Wednesday, June 6, 2012

It's never too late!

More years ago than I care to count, I mailed myself a lovely greeting card with the following message hand-printed on an antique press:

“It’s never too late to be what you might have been.”

The words belong to English novelist Mary Ann Evans whose pen name was George Eliot but I took them to be mine and shaped them into a mantra of sorts.

Of course I had to tweak Eliot’s words, changing the be to become.

I love that verb become and the infinite number of ever-changing nouns and adjectives it can take on in a lifetime.

It brings to mind the often-quoted words of Jean Karl who founded Athenem and first published authors Phyllis Reynolds Naylor, E.L. Koenigsburg and Judith Viorst.

“A children’s book respects…..a child’s capacity to become.”

Becoming is very much on my mind this morning because tonight begins my Summer Workshop “The Write Place,” a facilitated children’s book writers group, at Chicago’s Newberry Library.

Each of my twelve writers declares a project for the six-week workshop – revising a picture book manuscript, defining a book’s setting and world, developing a novel’s plotline, creating a synopsis, and has the opportunity to share his work and progress in a supportive environment.

Usually, I begin the workshop by reading aloud a children’s book certain to inspire, encourage, and like all children’s book, offer Hope.
Last year I read my students Holly Meade’s picture book If I Never Ever Endeavor.
Other years I’ve read Peter Reynolds’ The Dot, Ruth Krauss’ The Carrot Seed, William Steig’s Brave Irene.

This year, though, I realized it’s the 10th year I’ve offered this workshop!  Revisiting the rosters of the last nine years, my teacher’s heart quickened:  so many of my students had
realized their writer's dreams!

So tonight, I will share my Students’ Success Stories and how it clearly wasn’t too late for them to become – a writer, an author, a reviewer, a blogger, a teacher, an MFA candidate, an MFA-degree holder, a writing community leader, proud, committed, professional, connected.

One of those students is author Natalie Ziarnik, whose interview appeared last week and whose debut picture book Madeleine’s Light: The Story of Camille Claudel you can still win if you enter our BookGiveaway by midnight tonight.  The clock is tick-tick-ticking away!

Speaking of which, remember: it's never too late!

Esther Hershenhorn

Writing Workout

 I encourage my writing students to begin an Author’s File and then commit to paper their story’s story spark, their vision for the project when published, a working biography, attempts at answering the questions they’re certain to be asked once published – i.e. Why do you write for children?  What’s your favorite children’s book?  When did you begin writing?

But what about their vision for themselves?

Here’s the writing assignment I’ll be sharing tonight:  visit and write your future you an email!  Send along some words of inspiration, or as the website suggests, “a kick in the pants.”  The best part is: you can pick the day and year the email will be delivered to you in the future!  Just follow the website’s directions re choosing an email address.


1 comment:

Linda B said...

Esther, thanks for sharing the beginnings of your workshop.
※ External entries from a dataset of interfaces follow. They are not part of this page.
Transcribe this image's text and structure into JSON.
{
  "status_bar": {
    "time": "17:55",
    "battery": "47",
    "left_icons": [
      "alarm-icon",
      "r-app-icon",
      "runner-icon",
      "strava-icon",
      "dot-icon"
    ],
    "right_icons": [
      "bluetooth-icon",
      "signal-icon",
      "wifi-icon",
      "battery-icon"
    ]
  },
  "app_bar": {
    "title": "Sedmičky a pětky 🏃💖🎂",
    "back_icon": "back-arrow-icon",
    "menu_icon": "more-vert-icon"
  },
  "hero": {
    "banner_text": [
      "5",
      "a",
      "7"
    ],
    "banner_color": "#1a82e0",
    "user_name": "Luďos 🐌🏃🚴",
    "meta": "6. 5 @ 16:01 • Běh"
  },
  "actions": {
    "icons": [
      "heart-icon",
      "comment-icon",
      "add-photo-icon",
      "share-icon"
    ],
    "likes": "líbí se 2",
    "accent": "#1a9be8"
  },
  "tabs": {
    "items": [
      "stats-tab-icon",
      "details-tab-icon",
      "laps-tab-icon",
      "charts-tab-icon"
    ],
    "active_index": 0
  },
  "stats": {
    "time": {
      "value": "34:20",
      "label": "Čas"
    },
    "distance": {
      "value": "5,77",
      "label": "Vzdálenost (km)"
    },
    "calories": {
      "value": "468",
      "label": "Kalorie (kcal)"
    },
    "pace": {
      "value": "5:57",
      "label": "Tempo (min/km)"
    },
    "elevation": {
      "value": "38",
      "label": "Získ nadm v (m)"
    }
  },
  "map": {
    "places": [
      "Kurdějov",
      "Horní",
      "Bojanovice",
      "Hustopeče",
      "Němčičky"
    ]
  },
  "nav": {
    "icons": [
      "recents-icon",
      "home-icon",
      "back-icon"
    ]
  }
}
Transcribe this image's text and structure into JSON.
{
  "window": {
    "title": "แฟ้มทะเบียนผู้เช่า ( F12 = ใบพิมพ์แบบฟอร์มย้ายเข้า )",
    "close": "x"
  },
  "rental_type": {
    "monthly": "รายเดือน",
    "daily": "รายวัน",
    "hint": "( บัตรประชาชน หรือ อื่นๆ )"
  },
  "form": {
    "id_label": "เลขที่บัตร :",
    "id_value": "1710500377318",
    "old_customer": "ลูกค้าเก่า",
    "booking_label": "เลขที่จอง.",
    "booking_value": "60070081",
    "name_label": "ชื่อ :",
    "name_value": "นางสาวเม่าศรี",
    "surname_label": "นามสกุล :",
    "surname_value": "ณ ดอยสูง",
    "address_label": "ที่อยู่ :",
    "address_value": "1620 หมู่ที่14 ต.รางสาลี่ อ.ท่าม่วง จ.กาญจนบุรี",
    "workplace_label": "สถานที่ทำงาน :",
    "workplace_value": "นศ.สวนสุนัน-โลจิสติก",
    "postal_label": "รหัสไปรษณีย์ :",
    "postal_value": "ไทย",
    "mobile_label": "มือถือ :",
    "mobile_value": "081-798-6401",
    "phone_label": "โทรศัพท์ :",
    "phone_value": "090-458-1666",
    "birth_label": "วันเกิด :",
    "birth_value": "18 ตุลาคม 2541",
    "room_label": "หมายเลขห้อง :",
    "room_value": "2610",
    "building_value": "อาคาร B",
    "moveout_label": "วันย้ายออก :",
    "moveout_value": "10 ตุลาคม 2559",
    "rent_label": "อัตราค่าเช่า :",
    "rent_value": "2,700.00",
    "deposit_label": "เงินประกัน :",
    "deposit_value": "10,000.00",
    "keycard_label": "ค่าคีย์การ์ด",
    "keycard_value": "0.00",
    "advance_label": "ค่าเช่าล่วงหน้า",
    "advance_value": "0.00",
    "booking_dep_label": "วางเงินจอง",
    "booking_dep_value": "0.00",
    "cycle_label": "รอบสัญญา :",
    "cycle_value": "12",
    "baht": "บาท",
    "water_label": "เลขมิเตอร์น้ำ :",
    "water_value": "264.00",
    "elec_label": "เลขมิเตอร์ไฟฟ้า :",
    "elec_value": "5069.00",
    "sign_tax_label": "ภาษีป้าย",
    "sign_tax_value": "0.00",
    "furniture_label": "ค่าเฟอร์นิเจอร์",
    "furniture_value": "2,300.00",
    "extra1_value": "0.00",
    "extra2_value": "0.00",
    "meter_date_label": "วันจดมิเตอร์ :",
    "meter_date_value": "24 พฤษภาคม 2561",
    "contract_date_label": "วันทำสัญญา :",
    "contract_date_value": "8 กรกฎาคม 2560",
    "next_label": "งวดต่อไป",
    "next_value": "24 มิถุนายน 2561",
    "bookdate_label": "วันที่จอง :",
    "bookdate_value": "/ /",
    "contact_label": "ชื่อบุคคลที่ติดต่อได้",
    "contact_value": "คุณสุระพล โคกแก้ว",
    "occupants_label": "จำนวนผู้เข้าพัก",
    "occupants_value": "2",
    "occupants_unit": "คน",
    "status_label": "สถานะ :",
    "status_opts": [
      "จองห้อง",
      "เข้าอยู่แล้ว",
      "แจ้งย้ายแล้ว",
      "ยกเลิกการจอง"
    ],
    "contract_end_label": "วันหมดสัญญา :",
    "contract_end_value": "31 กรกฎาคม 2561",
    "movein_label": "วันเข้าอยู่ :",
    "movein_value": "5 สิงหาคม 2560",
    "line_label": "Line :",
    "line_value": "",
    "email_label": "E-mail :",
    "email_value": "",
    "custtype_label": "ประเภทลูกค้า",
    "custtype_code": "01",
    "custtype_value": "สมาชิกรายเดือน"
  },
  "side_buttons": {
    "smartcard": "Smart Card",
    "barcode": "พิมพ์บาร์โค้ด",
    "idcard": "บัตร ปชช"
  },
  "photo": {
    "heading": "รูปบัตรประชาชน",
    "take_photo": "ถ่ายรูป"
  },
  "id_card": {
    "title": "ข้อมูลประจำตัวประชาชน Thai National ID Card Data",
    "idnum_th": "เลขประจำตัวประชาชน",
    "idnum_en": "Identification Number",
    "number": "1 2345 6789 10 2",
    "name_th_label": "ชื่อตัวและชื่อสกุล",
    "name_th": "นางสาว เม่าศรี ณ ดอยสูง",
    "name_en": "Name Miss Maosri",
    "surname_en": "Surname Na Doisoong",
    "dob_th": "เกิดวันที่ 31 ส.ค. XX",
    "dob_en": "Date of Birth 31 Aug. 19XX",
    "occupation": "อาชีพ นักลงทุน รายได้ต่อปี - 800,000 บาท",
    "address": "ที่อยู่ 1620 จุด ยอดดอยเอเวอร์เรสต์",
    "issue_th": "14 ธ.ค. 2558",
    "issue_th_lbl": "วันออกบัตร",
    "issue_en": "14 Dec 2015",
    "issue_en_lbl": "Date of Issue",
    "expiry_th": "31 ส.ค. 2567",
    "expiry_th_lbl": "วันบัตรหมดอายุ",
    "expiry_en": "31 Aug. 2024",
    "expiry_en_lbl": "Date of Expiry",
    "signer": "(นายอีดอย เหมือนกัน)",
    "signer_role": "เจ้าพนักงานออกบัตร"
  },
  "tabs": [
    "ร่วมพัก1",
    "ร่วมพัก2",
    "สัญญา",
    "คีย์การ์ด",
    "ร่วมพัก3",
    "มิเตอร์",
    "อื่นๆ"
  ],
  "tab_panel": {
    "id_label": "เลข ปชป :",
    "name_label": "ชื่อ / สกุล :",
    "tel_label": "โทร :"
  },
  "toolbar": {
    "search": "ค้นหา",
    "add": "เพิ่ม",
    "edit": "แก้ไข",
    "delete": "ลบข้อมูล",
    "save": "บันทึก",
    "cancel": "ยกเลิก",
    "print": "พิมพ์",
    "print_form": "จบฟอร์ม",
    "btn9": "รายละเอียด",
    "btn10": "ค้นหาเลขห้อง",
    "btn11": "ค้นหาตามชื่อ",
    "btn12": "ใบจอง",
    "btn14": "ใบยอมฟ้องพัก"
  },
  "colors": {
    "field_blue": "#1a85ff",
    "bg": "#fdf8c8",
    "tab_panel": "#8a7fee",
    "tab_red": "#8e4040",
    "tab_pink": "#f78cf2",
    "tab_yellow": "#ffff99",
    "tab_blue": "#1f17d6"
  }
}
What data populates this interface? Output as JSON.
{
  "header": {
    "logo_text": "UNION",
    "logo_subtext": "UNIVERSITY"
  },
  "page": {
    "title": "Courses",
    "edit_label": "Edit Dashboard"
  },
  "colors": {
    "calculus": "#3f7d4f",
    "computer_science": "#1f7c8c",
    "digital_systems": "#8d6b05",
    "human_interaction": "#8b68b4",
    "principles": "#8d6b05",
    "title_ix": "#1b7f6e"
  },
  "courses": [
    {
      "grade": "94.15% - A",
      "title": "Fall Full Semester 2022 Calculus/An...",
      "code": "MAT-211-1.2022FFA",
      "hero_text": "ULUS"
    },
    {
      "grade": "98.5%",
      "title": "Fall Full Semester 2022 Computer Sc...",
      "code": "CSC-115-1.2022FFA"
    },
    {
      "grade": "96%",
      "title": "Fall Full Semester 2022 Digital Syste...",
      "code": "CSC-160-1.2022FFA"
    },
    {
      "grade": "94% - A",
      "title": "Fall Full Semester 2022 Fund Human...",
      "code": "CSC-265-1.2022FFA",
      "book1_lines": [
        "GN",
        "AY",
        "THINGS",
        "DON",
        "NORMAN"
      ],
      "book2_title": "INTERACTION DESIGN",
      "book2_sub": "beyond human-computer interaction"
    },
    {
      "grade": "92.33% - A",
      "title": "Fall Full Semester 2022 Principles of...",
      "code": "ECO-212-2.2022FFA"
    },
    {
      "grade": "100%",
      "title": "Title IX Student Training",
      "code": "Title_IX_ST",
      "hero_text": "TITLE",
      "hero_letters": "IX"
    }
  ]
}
What fun to send yourself a future e-mail. I hope you have a terrific group this year. Wish I was in the area to take part.